What about Rashi's reading of the gemara? Apparently Rashi holds that even though the specific text of tefilah is derabbanan, there is a mitzvah d'oraysa of engaging in tefilah that mentions the kedushas hayom of Yom Kippur / Yom Tov as a means of sanctifying the day. In other words, davening on Yom Tov is not (just) a kiyum mitzvah of the mitzvah of tefilah -- it's a kiyum mitzvah of "mikra kodesh."  Failing to daven does not merely undermine the mitzvah of tefilah alone, but it undermines the sanctity of the day, as part and parcel of how we make our Yamim Tovim special is through engaging in tefilah that makes mention of their special distinction.

Ramban writes similarly (VaYikra 23:2) writes that there is a mitzvah on Yom Tov to gather in shul "l'kadesh hayom b'farhesya b'tefilah v'hallel...," i.e. for public prayer and thanksgiving. I believe someone commented on a post here once that even though R' Chaim Brisker held that it is better to daven in private without a minyan in order to make zman kri'as shema, perhaps the same would not apply on Yom Tov where there is a kiyum d'oraysa of tefilah b'tzibur based on this Ramban. (I would think that so long as one davened even a single tefilah at some point during the day b'tzibur it would be sufficient to fulfill this din of mikra kodesh, so tzarich iyun, but it's an interesting idea.)

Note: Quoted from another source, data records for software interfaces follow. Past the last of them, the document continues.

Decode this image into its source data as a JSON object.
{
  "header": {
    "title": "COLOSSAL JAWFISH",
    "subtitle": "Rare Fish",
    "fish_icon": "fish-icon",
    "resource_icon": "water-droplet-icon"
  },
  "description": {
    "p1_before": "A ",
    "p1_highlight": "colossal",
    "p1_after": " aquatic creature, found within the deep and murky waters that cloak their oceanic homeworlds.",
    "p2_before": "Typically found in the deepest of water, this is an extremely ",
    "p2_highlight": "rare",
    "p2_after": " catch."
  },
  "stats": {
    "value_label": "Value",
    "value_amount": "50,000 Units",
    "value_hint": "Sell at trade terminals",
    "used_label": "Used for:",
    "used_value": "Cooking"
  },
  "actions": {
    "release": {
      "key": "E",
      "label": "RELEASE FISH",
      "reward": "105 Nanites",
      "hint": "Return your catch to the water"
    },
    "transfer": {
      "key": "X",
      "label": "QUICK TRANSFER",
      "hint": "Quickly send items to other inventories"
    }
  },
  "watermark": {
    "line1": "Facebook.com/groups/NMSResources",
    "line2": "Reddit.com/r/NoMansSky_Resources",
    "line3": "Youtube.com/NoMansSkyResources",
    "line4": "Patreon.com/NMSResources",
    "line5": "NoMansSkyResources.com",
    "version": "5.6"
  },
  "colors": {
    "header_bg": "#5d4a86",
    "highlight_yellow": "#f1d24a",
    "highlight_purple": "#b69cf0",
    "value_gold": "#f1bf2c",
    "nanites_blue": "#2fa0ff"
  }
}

  1. Anonymous4:54 AM

    "minhag" of the GR"A? what of the spontaneous
    reach for new grain (a reach til 16 Nissan frustratingly withheld)?
    if the highly deliberate Rabbi inwardly preferred stale Cheerios@ to chadash, did his 'active demonstration' undo that motive/benefit during lawful waiting, in the eyes of G-d?

    need one rouse himself to desire blood, to fully win the lav (Dev. 12:23) mentioned in Makkos 3:15? or is it enough that he somehow
    "demonstrate" raw hunger at the sight of it?

  2. There is a similar concept in Succah, regarding why we celebrate it in the fall as opposed to Nissan. I think it's the Tur, although maybe it is someone else, who says that it is to show that it is for the mitzvah, not just hanging out in the nice weather...

  3. chaim b.7:16 PM

    >>>need one rouse himself to desire blood

    Rambam in Shmoneh Perakim (ch 6) distinguishes between mitzvos sichli'os, which one should not have any yetzer ha'ra to do, and mitzvos that we would have no inkling of if not for the Torah, which we have a yetzer ha'ra for but work to overcome. Eating blood is something all people find repulsive and falls into the first category.

    >>>There is a similar concept in Succah

    Sukkah is a mitzvas aseh and requires kavanah like all mitzvos aseh. The chiddush of the GR"A / Rabeinu Tam is that even a lav requires awareness of the reason for the mitzvah.

  4. Anonymous9:28 PM

    >>> Eating blood is something all people find repulsive

    maybe the earliest generations were bloodthirsty, a trait needed to
    drain the life out of 7 nations-- hence the fourfold chizuk from 12:23-25...

    what then is "the right kavanah" by blood? how does innate revulsion
    demonstrably yield to "the desire to fulfill the lav"?

    {blood tastes of iron; no iron may be used for the mizbeach; but blood is poured on the mizbeach!
    further reason to prohibit eating blood-- that we shouldn't come to a sense of iron on the altar[?]}

  5. Anonymous9:52 AM

    Where did he find חדש on Pesah? Nearly all matzah products are ישן nowadays so it would be difficult to follow this practice until after the holiday.

  6. Anonymous11:10 AM

    Sorry, I can't find the Chayei Adam. 132 is the first siman in Hilchos Taanis? If so, what seif katan?

    If you could assist me, that would be great!

  7. Anonymous12:48 PM

    Found it. Its not 132 but seif 12 of Siman 131.